The four types of competition in the field of business are pure competition, imperfect competition, oligopoly and monopoly. There is also a variation called monopolistic competition.Know More
In an environment of pure competition, there are no barriers to entering the market. There are multiple sellers and no single company or group of companies dominates the market. Consumers can buy the products or services easily and choose from a number of different suppliers. The products or services themselves are easily replaced by those of another competitor and prices are set by what the market is willing to pay. Small businesses such as convenience stores are an example.
Imperfect competition is similar to perfect competition in that there are multiple sellers and no barriers to entering the marketplace. The difference is that the sellers are offering essentially the same product with variations in quality and price. The restaurant business in an example.
In an oligopoly, a limited number of companies compete for clientele. The product in question may be differentiated between companies or exactly the same. There are significant barriers to entering the marketplace which keep most other companies out. It also means that most companies will be large and similar in size. The banking industry is an example.
In a monopoly, there is only one business operating in a sector without any competition. This may be based on ownership of resources or a patent. Monopolistic competition involves a market dominated by one large company but where there may be other smaller companies as well.Learn more about Business Resources
In the three-sector theory of economics, the business sector is divided into three types: the primary sector of raw materials, the secondary sector of manufacturing, and the tertiary sector of sales and services. Additionally, some modern theories further elaborate upon the tertiary sector, creating from it a quaternary sector that pertains to information services and a quinary sector related to scientific and cultural advancement.Full Answer >
Examples of pure competition include agricultural markets and the Common Stock Market. In pure competition, product prices are set by market demand, not by sellers.Full Answer >
The disadvantages of perfect competition are no scope for economies of scale, lack of product differentiation, reduced research and development expenditures, reduced incentive to develop new technology and the potential for market failure. Perfect competition is largely a theoretical concept.Full Answer >

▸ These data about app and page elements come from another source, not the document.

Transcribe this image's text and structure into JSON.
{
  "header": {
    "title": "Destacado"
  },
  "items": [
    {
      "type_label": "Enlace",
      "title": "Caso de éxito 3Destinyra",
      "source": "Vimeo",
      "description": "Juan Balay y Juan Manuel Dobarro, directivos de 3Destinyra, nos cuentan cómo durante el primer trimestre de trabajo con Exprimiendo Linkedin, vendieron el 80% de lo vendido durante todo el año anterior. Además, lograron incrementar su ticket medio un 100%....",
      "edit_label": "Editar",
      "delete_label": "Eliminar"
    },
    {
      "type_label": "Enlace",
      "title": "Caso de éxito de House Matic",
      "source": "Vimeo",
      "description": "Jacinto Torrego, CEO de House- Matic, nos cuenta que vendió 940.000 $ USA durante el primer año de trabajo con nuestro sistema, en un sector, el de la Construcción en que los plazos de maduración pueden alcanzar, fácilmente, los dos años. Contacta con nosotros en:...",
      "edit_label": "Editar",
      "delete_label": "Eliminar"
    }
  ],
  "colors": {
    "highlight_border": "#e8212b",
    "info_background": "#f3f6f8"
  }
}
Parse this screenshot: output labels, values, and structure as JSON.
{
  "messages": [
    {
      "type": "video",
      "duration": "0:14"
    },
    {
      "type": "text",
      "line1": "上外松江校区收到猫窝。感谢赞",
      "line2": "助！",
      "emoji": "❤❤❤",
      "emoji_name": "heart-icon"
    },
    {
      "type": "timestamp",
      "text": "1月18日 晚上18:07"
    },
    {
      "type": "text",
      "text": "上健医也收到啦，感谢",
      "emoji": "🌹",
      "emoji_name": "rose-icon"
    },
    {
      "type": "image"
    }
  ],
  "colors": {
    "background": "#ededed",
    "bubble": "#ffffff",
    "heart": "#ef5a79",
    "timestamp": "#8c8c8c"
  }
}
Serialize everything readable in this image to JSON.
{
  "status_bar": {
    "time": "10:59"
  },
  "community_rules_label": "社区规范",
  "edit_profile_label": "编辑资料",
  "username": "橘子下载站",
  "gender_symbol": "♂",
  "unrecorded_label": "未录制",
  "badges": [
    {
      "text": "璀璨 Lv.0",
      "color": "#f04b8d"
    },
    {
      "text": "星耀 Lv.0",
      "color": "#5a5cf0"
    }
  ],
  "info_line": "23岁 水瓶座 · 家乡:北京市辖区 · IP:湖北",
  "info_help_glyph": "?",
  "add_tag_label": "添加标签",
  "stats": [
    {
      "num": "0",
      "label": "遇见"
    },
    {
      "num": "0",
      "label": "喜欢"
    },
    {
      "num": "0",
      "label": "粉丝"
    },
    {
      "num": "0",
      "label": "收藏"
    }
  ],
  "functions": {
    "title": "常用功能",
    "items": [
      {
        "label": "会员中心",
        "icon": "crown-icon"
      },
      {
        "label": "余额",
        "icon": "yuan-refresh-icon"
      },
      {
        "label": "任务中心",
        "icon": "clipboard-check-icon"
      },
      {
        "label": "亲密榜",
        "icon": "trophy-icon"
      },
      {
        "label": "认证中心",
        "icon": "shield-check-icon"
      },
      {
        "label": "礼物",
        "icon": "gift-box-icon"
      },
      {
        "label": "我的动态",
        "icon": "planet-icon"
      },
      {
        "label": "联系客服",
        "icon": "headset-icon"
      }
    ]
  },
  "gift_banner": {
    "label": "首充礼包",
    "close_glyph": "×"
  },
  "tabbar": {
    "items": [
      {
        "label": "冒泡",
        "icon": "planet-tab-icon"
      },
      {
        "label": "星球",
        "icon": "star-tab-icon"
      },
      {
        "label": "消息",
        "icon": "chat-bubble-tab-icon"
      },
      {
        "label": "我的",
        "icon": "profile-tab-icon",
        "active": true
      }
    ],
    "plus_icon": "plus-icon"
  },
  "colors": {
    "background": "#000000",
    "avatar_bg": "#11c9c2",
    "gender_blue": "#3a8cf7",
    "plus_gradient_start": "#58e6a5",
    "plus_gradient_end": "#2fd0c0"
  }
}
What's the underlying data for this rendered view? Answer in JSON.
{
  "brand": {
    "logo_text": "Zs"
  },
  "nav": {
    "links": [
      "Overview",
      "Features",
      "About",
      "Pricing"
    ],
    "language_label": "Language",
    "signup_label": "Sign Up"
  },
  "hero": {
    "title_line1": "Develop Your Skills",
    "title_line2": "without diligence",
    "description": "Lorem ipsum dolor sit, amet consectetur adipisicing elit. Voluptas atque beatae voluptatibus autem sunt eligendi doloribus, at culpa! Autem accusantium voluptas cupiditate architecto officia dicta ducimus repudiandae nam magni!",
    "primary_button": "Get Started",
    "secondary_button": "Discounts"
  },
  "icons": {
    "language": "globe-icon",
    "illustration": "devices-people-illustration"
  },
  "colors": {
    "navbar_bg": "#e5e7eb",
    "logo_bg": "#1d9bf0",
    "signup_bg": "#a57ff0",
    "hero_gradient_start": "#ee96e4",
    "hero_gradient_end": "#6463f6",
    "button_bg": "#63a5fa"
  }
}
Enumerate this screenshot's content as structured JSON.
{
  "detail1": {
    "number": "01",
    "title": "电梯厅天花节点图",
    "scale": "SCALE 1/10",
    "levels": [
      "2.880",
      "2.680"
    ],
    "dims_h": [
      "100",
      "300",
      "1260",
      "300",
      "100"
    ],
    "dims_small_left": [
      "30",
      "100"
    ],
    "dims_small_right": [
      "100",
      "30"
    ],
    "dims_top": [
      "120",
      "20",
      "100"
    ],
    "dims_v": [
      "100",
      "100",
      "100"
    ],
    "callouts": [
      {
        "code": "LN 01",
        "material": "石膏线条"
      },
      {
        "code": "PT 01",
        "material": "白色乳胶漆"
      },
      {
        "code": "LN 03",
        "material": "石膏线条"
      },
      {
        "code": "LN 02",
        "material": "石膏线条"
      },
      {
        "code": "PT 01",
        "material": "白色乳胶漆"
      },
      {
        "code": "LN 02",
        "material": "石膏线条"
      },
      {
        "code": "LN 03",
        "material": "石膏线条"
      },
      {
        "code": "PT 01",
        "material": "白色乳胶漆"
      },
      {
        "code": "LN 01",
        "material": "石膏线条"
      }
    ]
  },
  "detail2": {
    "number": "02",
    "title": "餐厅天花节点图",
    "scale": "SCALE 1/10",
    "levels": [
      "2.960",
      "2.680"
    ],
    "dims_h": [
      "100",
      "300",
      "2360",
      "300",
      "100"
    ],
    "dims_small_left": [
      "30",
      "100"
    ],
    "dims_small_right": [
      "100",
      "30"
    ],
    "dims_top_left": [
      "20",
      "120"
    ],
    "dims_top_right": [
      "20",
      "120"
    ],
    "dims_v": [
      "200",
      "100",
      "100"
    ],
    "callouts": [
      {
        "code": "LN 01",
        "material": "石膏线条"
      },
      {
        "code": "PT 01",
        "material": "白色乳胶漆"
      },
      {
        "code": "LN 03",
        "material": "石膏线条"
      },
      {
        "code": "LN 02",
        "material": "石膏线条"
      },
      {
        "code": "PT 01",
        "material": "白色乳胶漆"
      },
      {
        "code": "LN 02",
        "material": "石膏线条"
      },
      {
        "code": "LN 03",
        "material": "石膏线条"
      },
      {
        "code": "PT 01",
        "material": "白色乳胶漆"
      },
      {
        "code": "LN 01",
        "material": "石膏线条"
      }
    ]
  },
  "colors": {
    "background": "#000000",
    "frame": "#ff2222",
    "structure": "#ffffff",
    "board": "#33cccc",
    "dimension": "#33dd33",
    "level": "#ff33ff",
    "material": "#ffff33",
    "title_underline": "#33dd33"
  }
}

The nature of a business is the type of sector or industry to which it belongs. There are several primary and broad sectors of business categories, which include statutory, voluntary and private sectors. Businesses generally fall into one of those categories, which are determined based on the type of work that businesses perform.Full Answer >